- I also debated this. I wasn’t sure on weaving the Bible portion of the curriculum into the history. But MFW’s Bible seems stronger and more integral to their program than all the other choices, and we do so much Bible at home and church. For science, I had thought to use solely Apologia science, but some of the other texts MFW chose are also loved by homeschoolers—VanCleave, Answers in Gen., Usborne, and two written with MFW’s help to make them more Christian—1 received a “top pick” recommendation by Cathy Duffy. So in the end, I’m happy to have some variety there, and taste some of the other companies with MFW to help me schedule and teach it all. Science isn’t a biggie to me on the elementary level. I’m glad it’s included.
- I believe I’ll like their pacing and actually struggle to accomplish it all. History and science shouldn’t take all day.
- You don’t have to use their Language Arts recommendations. I think I will use Rod & Staff for grammar; but since MFW’s grammar and spelling recommendations are cheap, I will look at them.
- You could buy from the textbooks’ companies, like Story of the World, Answers in Genesis, or Streams of Civilization’s tests. That’s what I have done. Also, some homeschoolers firmly believe tests are mainly for classroom situations, not home school where the child is individually taught and evaluated. MFW emphasizes review and assessments through other methods such as narration, especially in elementary.

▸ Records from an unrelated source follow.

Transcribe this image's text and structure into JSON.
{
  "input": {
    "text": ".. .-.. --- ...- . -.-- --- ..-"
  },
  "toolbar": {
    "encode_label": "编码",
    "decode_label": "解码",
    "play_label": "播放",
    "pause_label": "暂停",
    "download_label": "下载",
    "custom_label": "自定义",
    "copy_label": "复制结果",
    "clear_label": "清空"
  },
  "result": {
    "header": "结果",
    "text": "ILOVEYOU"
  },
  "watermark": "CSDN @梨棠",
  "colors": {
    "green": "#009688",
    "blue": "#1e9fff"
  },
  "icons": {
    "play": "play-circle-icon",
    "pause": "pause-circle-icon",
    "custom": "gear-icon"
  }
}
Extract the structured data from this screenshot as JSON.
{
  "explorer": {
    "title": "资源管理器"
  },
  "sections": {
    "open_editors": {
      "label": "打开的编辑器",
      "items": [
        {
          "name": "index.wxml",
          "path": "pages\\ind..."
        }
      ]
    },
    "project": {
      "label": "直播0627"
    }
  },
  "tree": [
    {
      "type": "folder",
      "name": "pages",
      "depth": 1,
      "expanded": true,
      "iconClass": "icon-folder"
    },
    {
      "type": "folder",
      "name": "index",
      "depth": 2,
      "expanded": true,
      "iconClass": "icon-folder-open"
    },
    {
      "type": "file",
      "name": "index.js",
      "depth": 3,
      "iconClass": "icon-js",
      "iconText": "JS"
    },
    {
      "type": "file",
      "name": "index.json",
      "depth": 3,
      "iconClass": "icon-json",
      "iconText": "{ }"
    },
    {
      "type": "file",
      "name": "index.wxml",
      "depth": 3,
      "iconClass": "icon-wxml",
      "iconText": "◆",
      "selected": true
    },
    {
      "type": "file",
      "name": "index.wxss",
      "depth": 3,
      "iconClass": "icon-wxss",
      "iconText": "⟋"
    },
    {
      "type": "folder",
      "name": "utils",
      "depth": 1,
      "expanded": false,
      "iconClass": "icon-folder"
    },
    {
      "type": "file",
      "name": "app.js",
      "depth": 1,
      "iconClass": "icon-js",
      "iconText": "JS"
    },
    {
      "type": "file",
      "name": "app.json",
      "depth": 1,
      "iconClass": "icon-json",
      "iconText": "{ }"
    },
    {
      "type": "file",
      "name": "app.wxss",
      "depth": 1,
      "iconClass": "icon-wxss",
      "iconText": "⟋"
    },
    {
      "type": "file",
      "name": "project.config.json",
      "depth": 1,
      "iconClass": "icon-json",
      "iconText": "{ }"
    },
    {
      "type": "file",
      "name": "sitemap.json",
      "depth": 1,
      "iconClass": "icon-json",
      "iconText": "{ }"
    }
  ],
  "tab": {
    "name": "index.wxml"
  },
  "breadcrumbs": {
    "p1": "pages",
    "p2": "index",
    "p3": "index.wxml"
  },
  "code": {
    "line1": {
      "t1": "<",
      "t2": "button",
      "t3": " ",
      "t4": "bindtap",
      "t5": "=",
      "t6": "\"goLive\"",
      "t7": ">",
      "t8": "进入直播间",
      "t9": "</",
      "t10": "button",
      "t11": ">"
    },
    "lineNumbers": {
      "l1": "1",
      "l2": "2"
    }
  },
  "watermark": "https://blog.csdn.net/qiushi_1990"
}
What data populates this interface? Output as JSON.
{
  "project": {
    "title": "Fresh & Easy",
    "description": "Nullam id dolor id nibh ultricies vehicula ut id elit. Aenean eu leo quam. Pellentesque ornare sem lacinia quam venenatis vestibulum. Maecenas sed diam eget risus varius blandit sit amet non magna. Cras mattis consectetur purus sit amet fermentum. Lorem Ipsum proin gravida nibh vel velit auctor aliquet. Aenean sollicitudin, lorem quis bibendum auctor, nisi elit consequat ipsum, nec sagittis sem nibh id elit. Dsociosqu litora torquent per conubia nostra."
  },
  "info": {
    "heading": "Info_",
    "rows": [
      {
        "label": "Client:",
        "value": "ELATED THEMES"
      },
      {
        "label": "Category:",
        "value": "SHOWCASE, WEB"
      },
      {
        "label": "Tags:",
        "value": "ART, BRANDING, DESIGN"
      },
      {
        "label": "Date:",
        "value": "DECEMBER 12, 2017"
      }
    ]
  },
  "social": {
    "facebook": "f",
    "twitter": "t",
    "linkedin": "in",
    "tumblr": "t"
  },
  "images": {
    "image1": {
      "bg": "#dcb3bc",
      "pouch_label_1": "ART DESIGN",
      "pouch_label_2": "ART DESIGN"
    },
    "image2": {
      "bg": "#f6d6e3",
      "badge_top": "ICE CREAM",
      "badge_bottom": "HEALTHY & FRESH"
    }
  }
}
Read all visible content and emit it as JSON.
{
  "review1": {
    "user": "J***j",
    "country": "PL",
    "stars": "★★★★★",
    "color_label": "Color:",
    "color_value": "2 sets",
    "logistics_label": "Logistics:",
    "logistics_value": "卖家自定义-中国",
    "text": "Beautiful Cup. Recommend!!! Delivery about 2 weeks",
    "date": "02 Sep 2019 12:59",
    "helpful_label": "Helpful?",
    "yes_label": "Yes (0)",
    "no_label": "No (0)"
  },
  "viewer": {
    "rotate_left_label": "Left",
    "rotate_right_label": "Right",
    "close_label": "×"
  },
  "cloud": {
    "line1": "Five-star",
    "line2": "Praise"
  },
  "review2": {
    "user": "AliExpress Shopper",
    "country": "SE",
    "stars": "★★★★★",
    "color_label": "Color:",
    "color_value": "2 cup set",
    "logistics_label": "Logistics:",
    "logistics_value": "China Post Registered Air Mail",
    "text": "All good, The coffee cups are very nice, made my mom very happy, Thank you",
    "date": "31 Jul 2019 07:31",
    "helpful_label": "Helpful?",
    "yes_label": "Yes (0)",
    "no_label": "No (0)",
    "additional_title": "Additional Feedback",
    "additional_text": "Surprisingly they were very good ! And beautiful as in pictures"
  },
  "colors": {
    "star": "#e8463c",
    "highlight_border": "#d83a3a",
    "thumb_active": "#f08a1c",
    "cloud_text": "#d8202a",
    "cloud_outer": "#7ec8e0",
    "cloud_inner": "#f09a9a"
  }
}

- I’m also not crazy about this, but this isn’t a deal-breaker to me. Story of the World is so cheap (can get it for $10) that you could get it just in case. Use MFW as is, and if you don’t like Streams, chuck it, and plug in Story of the World instead. I will already have Story of the World volume 1 to use with Caleb in 1st grade. Perhaps I will like Streams better anyway. I appreciate MFW’s thoughtfulness and care to make history as Biblically-centered as possible. Also, I like MFW’s breakdown of the four year history cycle better. More time is spent on ancient/medieval history; whereas TOG spends two years on the last 200 years of history. Depends whether you want to emphasize modern or ancient.
My Father’s World works hard to keep prices low. I sometimes wonder how they stay in business with the prices they put on their books as well as supporting missions. For the 5-year history cycle, they offer deluxe packages that range slightly above $350 and basic packages (which exclude 4-6 books for “read-alouds,” art, music, and a couple of enrichment items) that range around $275. This does not include extra literature that is covered through their “book basket,” a requirement for literature that you will decide how to fulfill for your students; however the prices do include the teacher’s and students’ materials for Bible, science, history, and in the deluxe packages, the read-aloud literature, art, music, and one or two extra enrichment items.
We have chosen My Father’s World for our family, and I’ll cover how we came to that decision at another time. We’re excited to be using a quality, helpful, Christ-honoring program that meets our philosophy of education.